"""

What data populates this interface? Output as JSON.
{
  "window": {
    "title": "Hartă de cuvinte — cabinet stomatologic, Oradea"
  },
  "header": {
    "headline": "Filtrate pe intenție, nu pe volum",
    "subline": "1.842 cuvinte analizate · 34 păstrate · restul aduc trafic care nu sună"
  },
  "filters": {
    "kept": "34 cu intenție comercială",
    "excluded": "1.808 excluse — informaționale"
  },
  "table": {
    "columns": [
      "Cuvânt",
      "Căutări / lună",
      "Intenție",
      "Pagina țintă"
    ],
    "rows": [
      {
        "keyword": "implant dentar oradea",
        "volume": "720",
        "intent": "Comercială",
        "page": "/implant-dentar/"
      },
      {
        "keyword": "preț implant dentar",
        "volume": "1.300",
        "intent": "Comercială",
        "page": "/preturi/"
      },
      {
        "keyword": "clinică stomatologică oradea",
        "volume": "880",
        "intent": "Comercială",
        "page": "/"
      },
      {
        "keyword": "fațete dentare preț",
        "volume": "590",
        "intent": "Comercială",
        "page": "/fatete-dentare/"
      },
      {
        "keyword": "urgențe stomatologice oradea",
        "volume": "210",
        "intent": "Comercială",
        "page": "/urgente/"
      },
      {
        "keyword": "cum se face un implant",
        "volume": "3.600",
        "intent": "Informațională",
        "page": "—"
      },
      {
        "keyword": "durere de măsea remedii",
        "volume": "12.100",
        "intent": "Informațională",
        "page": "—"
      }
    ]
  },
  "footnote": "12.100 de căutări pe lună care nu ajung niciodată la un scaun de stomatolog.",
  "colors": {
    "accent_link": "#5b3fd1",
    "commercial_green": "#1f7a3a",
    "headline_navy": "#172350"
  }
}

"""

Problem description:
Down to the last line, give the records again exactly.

Your response:
What data populates this interface? Output as JSON.
{
  "window": {
    "title": "Hartă de cuvinte — cabinet stomatologic, Oradea"
  },
  "header": {
    "headline": "Filtrate pe intenție, nu pe volum",
    "subline": "1.842 cuvinte analizate · 34 păstrate · restul aduc trafic care nu sună"
  },
  "filters": {
    "kept": "34 cu intenție comercială",
    "excluded": "1.808 excluse — informaționale"
  },
  "table": {
    "columns": [
      "Cuvânt",
      "Căutări / lună",
      "Intenție",
      "Pagina țintă"
    ],
    "rows": [
      {
        "keyword": "implant dentar oradea",
        "volume": "720",
        "intent": "Comercială",
        "page": "/implant-dentar/"
      },
      {
        "keyword": "preț implant dentar",
        "volume": "1.300",
        "intent": "Comercială",
        "page": "/preturi/"
      },
      {
        "keyword": "clinică stomatologică oradea",
        "volume": "880",
        "intent": "Comercială",
        "page": "/"
      },
      {
        "keyword": "fațete dentare preț",
        "volume": "590",
        "intent": "Comercială",
        "page": "/fatete-dentare/"
      },
      {
        "keyword": "urgențe stomatologice oradea",
        "volume": "210",
        "intent": "Comercială",
        "page": "/urgente/"
      },
      {
        "keyword": "cum se face un implant",
        "volume": "3.600",
        "intent": "Informațională",
        "page": "—"
      },
      {
        "keyword": "durere de măsea remedii",
        "volume": "12.100",
        "intent": "Informațională",
        "page": "—"
      }
    ]
  },
  "footnote": "12.100 de căutări pe lună care nu ajung niciodată la un scaun de stomatolog.",
  "colors": {
    "accent_link": "#5b3fd1",
    "commercial_green": "#1f7a3a",
    "headline_navy": "#172350"
  }
}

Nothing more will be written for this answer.